CSSC Marine Service Adds Injection Control Until Overhaul Service
By Jack Burke27 October 2020
CSSC Marine Service Co (CMS), the worldwide equipment service subsidiary of China State Shipbuilding Corp. (CSSC), has extended its range of services for WïnGD and RT-Flex two-stroke engines, with the introduction of an injection control unit (ICU) overhaul and testing service. The development marks the first time that OEM-authorized ICU overhaul and testing has been available in China, the company said.
ICU overhauls are traditionally carried out in two key ports worldwide and often require international shipment of complete ICUs to and from the repair shop at great cost, according to CMS. The number of vessels stopping or drydocking in China makes CMS’s new service highly convenient and offer the added cost advantages of repair work performed at Chinese ship repair yards. It is estimated that around 2000 ICUs are overhauled globally each year, so the service represents a viable new business line for CMS in China. For CMS, the expansion to other key markets can be replicated once this is proven to be popular with owners.
“ICU overhaul and testing are a core service that until now has not been available in one of the world’s biggest ship repair markets,” said Andrew Stump, president CMS. “As a sister company and authorized service partner of WinGD, customers can be assured that CMS’s service is performed to the highest standards while offering even greater convenience and cost efficiency.”
The ICU controls the volume of fuel delivered to the fuel injectors and finally into combustion chambers on RT-Flex engines. The ICU is electronically controlled and optimises fuel consumption, engine performance behavior, smooth running, reliable starting characteristics, and reduced particulates (smoke) at all engine loads. ICUs are installed on more than 1000 vessels – including bulk carriers, tankers, and container ships – since its first introduction in 2001, equating to more than 6000 individual ICUs. In regular operation (excluding unexpected malfunctions) the units require reconditioning or replacement after 36 000 hours, or approximately five years of service.
CMS performed its first ICU service more than six months ago and the company has a dedicated ICU overhaul and testing workshop in Qingdao where the units are sent for cleaning, inspection, reconditioning (including the replacement of damaged parts) and most importantly bench testing.
Once the reconditioned units are received at the ICU workshop the overhaul can be performed in as little as two to three days – meaning the service, when planned in advance, can be easily incorporated into a 12-15 day drydock without disrupting the schedule of the shipyard or ship operator. ICU repair kits, which enable the crew or yard’s workforce to carry out the repairs recommended under CMS supervision, are also available. Or operators can opt to have the ICU fully replaced rather than sending their existing units away for reconditioning.

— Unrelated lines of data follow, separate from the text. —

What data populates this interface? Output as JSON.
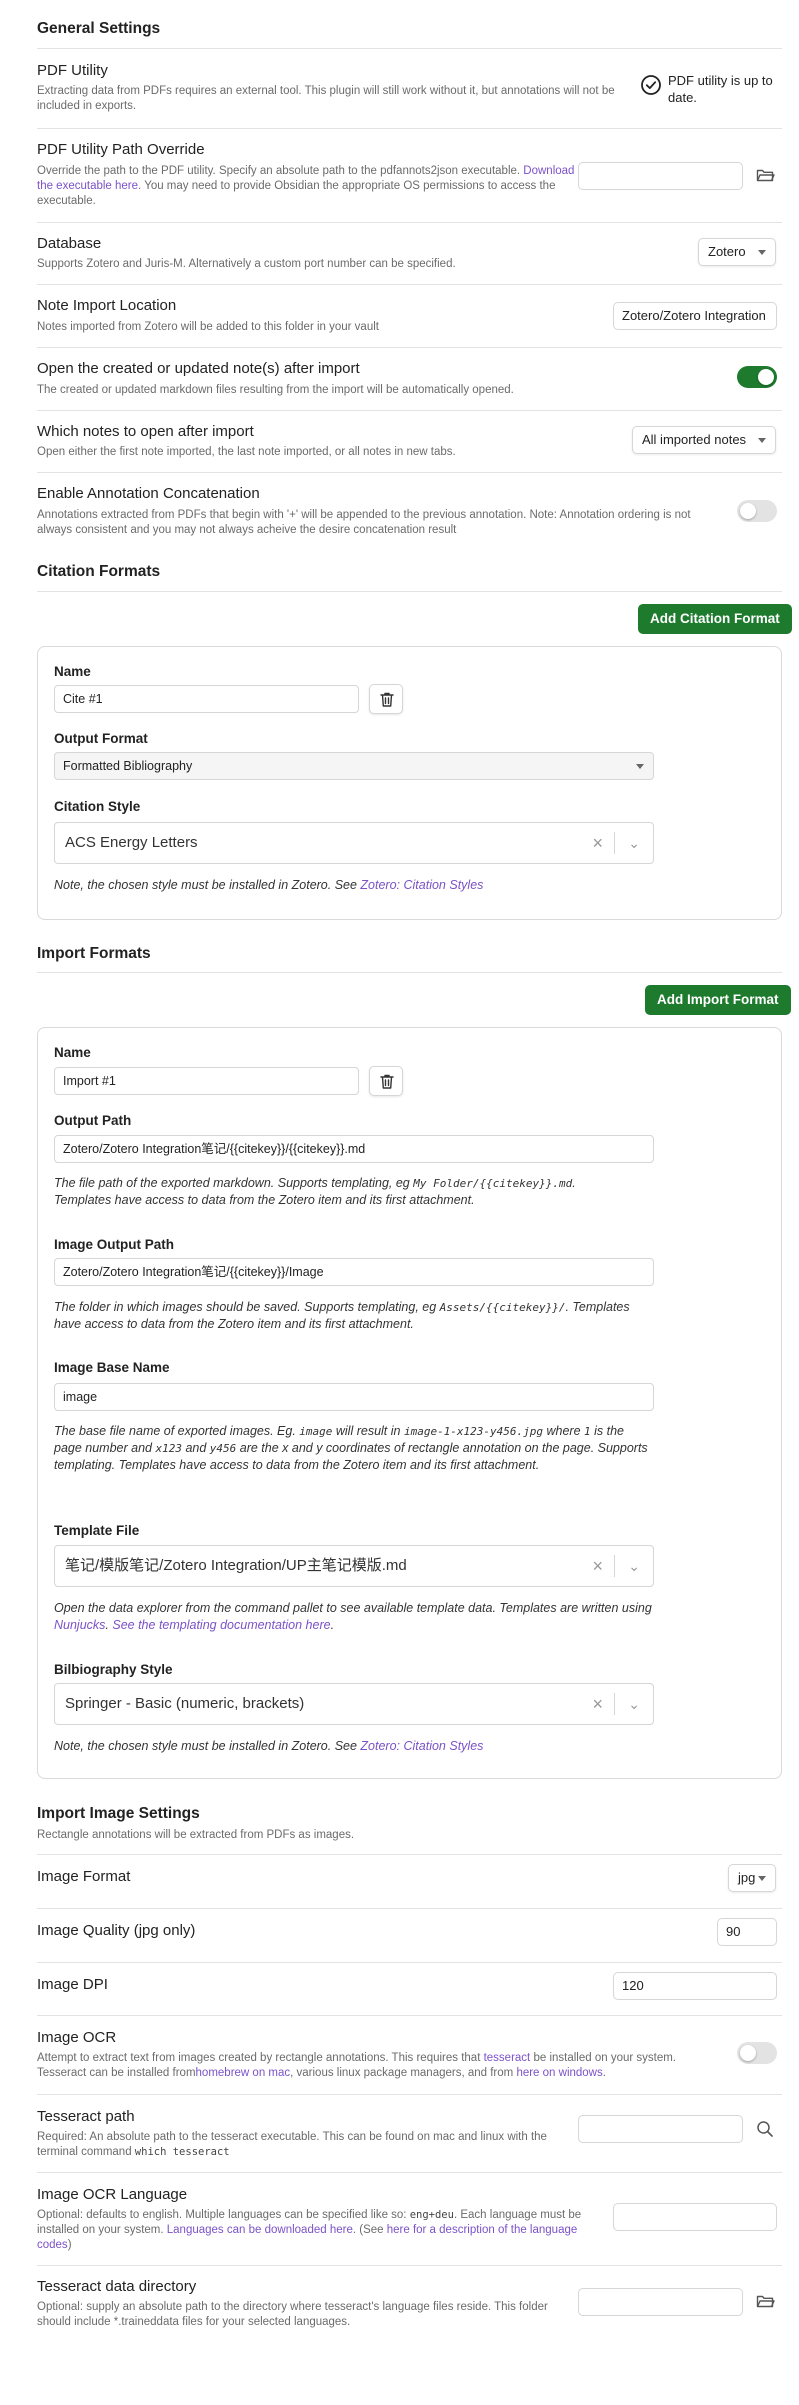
{
  "general": {
    "heading": "General Settings",
    "pdf_utility": {
      "name": "PDF Utility",
      "desc": "Extracting data from PDFs requires an external tool. This plugin will still work without it, but annotations will not be included in exports.",
      "status": "PDF utility is up to date."
    },
    "pdf_path": {
      "name": "PDF Utility Path Override",
      "desc_a": "Override the path to the PDF utility. Specify an absolute path to the pdfannots2json executable.",
      "desc_link": "Download the executable here.",
      "desc_b": " You may need to provide Obsidian the appropriate OS permissions to access the executable.",
      "value": ""
    },
    "database": {
      "name": "Database",
      "desc": "Supports Zotero and Juris-M. Alternatively a custom port number can be specified.",
      "value": "Zotero"
    },
    "note_location": {
      "name": "Note Import Location",
      "desc": "Notes imported from Zotero will be added to this folder in your vault",
      "value": "Zotero/Zotero Integration"
    },
    "open_after": {
      "name": "Open the created or updated note(s) after import",
      "desc": "The created or updated markdown files resulting from the import will be automatically opened.",
      "enabled": true
    },
    "which_notes": {
      "name": "Which notes to open after import",
      "desc": "Open either the first note imported, the last note imported, or all notes in new tabs.",
      "value": "All imported notes"
    },
    "concat": {
      "name": "Enable Annotation Concatenation",
      "desc": "Annotations extracted from PDFs that begin with '+' will be appended to the previous annotation. Note: Annotation ordering is not always consistent and you may not always acheive the desire concatenation result",
      "enabled": false
    }
  },
  "citation": {
    "heading": "Citation Formats",
    "add_label": "Add Citation Format",
    "name_label": "Name",
    "name_value": "Cite #1",
    "output_label": "Output Format",
    "output_value": "Formatted Bibliography",
    "style_label": "Citation Style",
    "style_value": "ACS Energy Letters",
    "note_a": "Note, the chosen style must be installed in Zotero. See ",
    "note_link": "Zotero: Citation Styles"
  },
  "import": {
    "heading": "Import Formats",
    "add_label": "Add Import Format",
    "name_label": "Name",
    "name_value": "Import #1",
    "output_path_label": "Output Path",
    "output_path_value": "Zotero/Zotero Integration笔记/{{citekey}}/{{citekey}}.md",
    "output_path_note_a": "The file path of the exported markdown. Supports templating, eg ",
    "output_path_note_code": "My Folder/{{citekey}}.md",
    "output_path_note_b": ". Templates have access to data from the Zotero item and its first attachment.",
    "image_output_label": "Image Output Path",
    "image_output_value": "Zotero/Zotero Integration笔记/{{citekey}}/Image",
    "image_output_note_a": "The folder in which images should be saved. Supports templating, eg ",
    "image_output_note_code": "Assets/{{citekey}}/",
    "image_output_note_b": ". Templates have access to data from the Zotero item and its first attachment.",
    "base_name_label": "Image Base Name",
    "base_name_value": "image",
    "base_name_note_1": "The base file name of exported images. Eg. ",
    "base_name_code_1": "image",
    "base_name_note_2": " will result in ",
    "base_name_code_2": "image-1-x123-y456.jpg",
    "base_name_note_3": " where ",
    "base_name_code_3": "1",
    "base_name_note_4": " is the page number and ",
    "base_name_code_4": "x123",
    "base_name_note_5": " and ",
    "base_name_code_5": "y456",
    "base_name_note_6": " are the x and y coordinates of rectangle annotation on the page. Supports templating. Templates have access to data from the Zotero item and its first attachment.",
    "template_label": "Template File",
    "template_value": "笔记/模版笔记/Zotero Integration/UP主笔记模版.md",
    "template_note_a": "Open the data explorer from the command pallet to see available template data. Templates are written using ",
    "template_link_1": "Nunjucks",
    "template_note_b": ". ",
    "template_link_2": "See the templating documentation here",
    "template_note_c": ".",
    "bib_label": "Bilbiography Style",
    "bib_value": "Springer - Basic (numeric, brackets)",
    "bib_note_a": "Note, the chosen style must be installed in Zotero. See ",
    "bib_note_link": "Zotero: Citation Styles"
  },
  "image_settings": {
    "heading": "Import Image Settings",
    "subheading": "Rectangle annotations will be extracted from PDFs as images.",
    "format": {
      "name": "Image Format",
      "value": "jpg"
    },
    "quality": {
      "name": "Image Quality (jpg only)",
      "value": "90"
    },
    "dpi": {
      "name": "Image DPI",
      "value": "120"
    },
    "ocr": {
      "name": "Image OCR",
      "desc_a": "Attempt to extract text from images created by rectangle annotations. This requires that ",
      "desc_link_1": "tesseract",
      "desc_b": " be installed on your system. Tesseract can be installed from",
      "desc_link_2": "homebrew on mac",
      "desc_c": ", various linux package managers, and from ",
      "desc_link_3": "here on windows",
      "desc_d": ".",
      "enabled": false
    },
    "tesseract_path": {
      "name": "Tesseract path",
      "desc_a": "Required: An absolute path to the tesseract executable. This can be found on mac and linux with the terminal command ",
      "desc_code": "which tesseract",
      "value": ""
    },
    "ocr_language": {
      "name": "Image OCR Language",
      "desc_a": "Optional: defaults to english. Multiple languages can be specified like so: ",
      "desc_code": "eng+deu",
      "desc_b": ". Each language must be installed on your system. ",
      "desc_link_1": "Languages can be downloaded here",
      "desc_c": ". (See ",
      "desc_link_2": "here for a description of the language codes",
      "desc_d": ")",
      "value": ""
    },
    "tesseract_data": {
      "name": "Tesseract data directory",
      "desc": "Optional: supply an absolute path to the directory where tesseract's language files reside. This folder should include *.traineddata files for your selected languages.",
      "value": ""
    }
  },
  "colors": {
    "accent": "#1e7b2e",
    "link": "#7b52c7",
    "border": "#d6d6d6"
  }
}
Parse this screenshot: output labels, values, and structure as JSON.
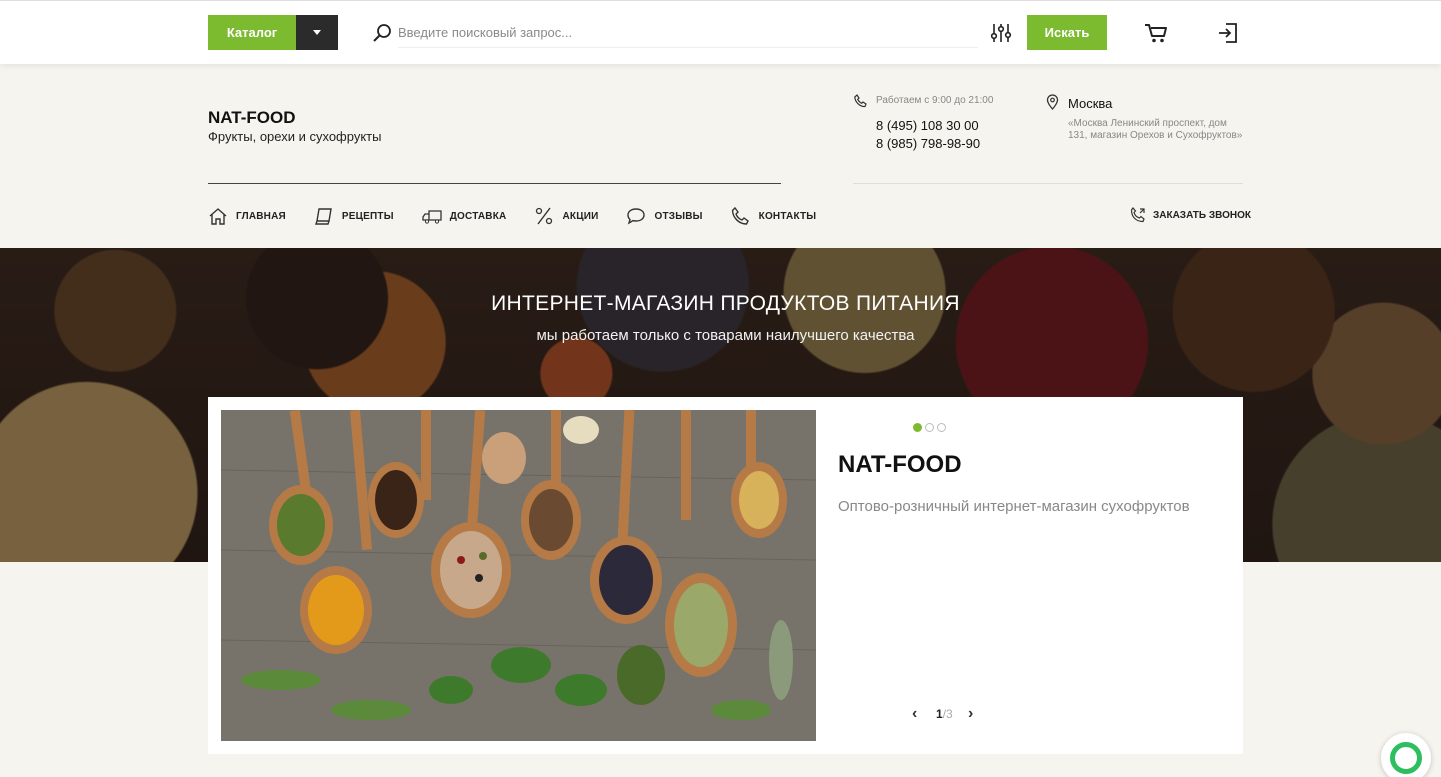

The ICUs main block (housing) has a maximal allowable wear tolerance and once this is reached the block must be replaced As a general rule after three complete overhauls of the ICU’s moving components it is expected that the block will be under consideration for replacement. All block tolerances are recorded during the overhaul and a final bench test is required to be certain that the ICU continues to operate reliably in service.
The ICU services are the latest extension of CMS’s service portfolio. In another recent development the company introduced a fuel booster pump upgrade for RT-Flex engines late last year, in anticipation of the engines using less viscous low-sulphur fuels following IMO’s global sulfur cap and the need to provide higher engine starting reliability under all circumstances.
CMS performs its services through service centres across Asia – including four in China – one each in Korea and Singapore and in Europe, based in Hamburg and Switzerland. It also offers worldwide coverage via partner service stations across the globe.